PROBLEM STATEMENT: If a line in the listing below has the string "Export", copy it out.

........

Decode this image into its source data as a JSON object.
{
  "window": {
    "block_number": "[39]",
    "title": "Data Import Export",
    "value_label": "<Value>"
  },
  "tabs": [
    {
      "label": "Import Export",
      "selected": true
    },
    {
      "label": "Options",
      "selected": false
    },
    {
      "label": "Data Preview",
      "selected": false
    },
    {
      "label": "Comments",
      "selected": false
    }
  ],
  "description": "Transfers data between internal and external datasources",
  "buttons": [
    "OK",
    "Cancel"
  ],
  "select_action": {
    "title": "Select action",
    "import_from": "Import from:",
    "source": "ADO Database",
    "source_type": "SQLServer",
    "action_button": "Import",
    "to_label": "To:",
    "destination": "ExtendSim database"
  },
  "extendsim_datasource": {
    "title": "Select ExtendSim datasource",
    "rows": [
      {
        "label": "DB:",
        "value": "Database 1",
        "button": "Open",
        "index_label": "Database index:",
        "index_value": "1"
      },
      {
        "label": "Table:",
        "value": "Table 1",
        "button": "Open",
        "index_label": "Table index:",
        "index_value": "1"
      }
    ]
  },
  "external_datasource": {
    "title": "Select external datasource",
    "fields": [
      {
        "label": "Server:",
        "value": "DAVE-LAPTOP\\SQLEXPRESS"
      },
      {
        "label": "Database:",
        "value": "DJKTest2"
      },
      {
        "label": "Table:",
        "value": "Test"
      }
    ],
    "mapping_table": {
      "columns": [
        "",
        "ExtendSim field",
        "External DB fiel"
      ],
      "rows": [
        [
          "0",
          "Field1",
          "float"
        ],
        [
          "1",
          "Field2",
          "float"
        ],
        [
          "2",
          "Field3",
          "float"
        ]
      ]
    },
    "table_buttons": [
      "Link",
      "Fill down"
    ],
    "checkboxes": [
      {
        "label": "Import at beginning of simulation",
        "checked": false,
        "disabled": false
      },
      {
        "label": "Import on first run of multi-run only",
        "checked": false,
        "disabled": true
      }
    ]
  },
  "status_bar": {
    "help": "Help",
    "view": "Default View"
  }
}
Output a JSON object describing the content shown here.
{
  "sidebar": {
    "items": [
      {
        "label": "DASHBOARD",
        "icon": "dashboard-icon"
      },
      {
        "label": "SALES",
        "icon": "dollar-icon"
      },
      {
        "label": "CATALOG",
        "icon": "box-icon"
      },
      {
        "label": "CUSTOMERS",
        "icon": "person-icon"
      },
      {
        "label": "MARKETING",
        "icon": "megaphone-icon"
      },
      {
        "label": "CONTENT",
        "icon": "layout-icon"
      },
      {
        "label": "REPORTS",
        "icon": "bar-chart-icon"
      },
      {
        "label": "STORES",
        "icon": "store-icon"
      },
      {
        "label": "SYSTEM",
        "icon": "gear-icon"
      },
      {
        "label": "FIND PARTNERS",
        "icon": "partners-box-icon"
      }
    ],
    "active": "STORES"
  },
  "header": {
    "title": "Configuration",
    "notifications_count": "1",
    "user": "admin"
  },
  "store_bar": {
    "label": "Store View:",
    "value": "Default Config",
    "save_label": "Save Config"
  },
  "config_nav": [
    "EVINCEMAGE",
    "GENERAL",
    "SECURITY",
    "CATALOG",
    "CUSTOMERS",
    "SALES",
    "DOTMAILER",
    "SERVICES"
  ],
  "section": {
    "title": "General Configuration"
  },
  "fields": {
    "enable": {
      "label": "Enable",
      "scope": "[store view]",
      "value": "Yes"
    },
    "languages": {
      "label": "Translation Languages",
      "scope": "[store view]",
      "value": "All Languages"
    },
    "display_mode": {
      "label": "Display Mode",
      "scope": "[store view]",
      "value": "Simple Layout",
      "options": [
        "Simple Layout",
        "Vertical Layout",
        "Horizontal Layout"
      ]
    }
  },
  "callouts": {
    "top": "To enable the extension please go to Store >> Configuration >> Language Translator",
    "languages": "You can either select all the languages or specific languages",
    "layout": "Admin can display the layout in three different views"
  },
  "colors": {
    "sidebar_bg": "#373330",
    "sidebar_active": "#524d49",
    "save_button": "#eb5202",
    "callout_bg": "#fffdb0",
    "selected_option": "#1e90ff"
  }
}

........

ANSWER BELOW:
    "title": "Data Import Export",
      "label": "Import Export",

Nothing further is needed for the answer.